Without a doubt, the biggest surprise for me at this year’s WonderCon was my reaction to Pixar’s new film Wall-E. Obviously I knew it existed, but honestly, I just didn’t care all that much. Unlike a lot of people who apparently believe the folks at Pixar walk on water and poop rainbows, I’m not exactly sold on their genius and infallibility. This is partly due to the fact that I work one block away from their Bay Area compound in Emeryville, and I see the schleps that come walking through their big iron gates, smiling and happy after a game of volleyball or a walk around their well-manicured lawns and ponds… so we’ll label that bitterness I suppose. But secondly, and more importantly, I just don’t agree that all of their films have been untouchable masterpieces. Finding Nemo is, but that’s it. The others run the gamut from really good (Toy Story) to obnoxious (Cars).
Writer/director Andrew Stanton crossed the bay to preview Wall-E and after seeing these four clips I have to say I’m sold. The first is a montage scene showing a day in the life of Wall-E, the last robot on Earth, still doing what he was programmed to do. He spends each day gathering and compacting trash into little cubes that he stacks into big organized piles. Over the years he’s also developed a personality and has been collecting items that intrigue him. A rubber ducky, a ring box (he tosses aside the engagement ring inside), and other odds and ends all end up in his cooler. Clip two shows the arrival of a new robot, EVE, and Wall-E’s efforts to impress “her” with his treasures. There are some nice gags involving bubble wrap, a Rubik’s Cube, and one of those stupid wall-mounted fish that move and sing when someone passes by. Clip three finds EVE back on her ship as it prepares to launch.
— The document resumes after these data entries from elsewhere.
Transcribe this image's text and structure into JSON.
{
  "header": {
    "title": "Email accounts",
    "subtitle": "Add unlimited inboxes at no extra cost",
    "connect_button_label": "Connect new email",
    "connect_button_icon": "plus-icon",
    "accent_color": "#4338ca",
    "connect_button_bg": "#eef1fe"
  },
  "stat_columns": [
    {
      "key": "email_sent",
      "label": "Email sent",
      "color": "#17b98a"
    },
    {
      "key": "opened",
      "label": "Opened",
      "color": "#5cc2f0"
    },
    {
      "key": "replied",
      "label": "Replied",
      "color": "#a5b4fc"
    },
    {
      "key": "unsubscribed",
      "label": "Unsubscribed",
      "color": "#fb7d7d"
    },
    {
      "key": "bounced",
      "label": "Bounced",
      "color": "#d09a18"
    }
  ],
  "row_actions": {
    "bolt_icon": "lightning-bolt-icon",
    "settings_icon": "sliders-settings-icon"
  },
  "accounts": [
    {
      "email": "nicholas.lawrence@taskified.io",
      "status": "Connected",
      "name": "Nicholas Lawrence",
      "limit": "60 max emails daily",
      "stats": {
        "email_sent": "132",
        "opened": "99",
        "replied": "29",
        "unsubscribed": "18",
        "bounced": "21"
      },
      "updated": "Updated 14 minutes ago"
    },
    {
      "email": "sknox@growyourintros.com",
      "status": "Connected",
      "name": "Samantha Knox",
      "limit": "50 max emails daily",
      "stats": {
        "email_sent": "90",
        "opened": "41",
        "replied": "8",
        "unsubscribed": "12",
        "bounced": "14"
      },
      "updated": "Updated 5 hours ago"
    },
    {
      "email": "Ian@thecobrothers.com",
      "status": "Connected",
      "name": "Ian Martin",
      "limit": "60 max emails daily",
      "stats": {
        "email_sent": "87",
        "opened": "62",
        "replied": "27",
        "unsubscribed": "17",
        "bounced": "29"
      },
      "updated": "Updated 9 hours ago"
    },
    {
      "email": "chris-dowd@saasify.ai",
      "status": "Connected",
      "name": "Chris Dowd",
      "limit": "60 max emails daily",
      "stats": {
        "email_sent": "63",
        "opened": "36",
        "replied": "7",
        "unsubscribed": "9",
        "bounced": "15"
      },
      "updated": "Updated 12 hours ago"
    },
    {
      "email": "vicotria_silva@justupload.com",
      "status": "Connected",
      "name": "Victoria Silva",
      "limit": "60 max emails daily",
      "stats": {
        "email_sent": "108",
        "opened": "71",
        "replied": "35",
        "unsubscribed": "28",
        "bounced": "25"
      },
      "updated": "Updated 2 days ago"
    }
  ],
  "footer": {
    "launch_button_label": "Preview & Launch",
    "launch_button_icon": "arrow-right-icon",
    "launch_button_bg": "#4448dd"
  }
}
Wall-E tries to reach her and hops a ride on the exterior of the ship as it takes off. This scene is incredibly beautiful as the ship exits the atmosphere and begins its journey through space. The visuals of the sun and moon, space particles and distant galaxies are incredible… even more so because after the scene Stanton actually apologized for the clip being unfinished and in need of more work! The final clip has EVE trying to send Wall-E back to Earth because he doesn’t belong on their ship. They both hide when a smaller robot whizzes past to deposit a potted plant, one stem rising from the dirt, into one of the pods. Wall-E enters the pod to retrieve the plant for EVE, but the doors close and the pod is launched as an automated self-destruct sequence starts on the console. EVE jettisons out to save him… and the pod explodes.
Across these four scenes, and with extremely limited (almost non-existent) dialogue, Wall-E pulled me in to the emotions of the story and the relationship completely. Wall-E’s personality is relayed so strongly from his actions, interests, and the movement of his “eyes” (Stanton was inspired at an Oakland A’s game while playing with a pair of binoculars). Surrounded by the trappings of science fiction, Stanton maintains this is a love story at its core. He denied the rumors that there’s zero dialogue in the film. He says there is dialogue, but you just don’t always understand what’s being said. Additionally, for those of you who were concerned… John Ratzenberger is in the movie. Should be easy to spot as he’s playing a character named John.
Wall-E opens June 27th.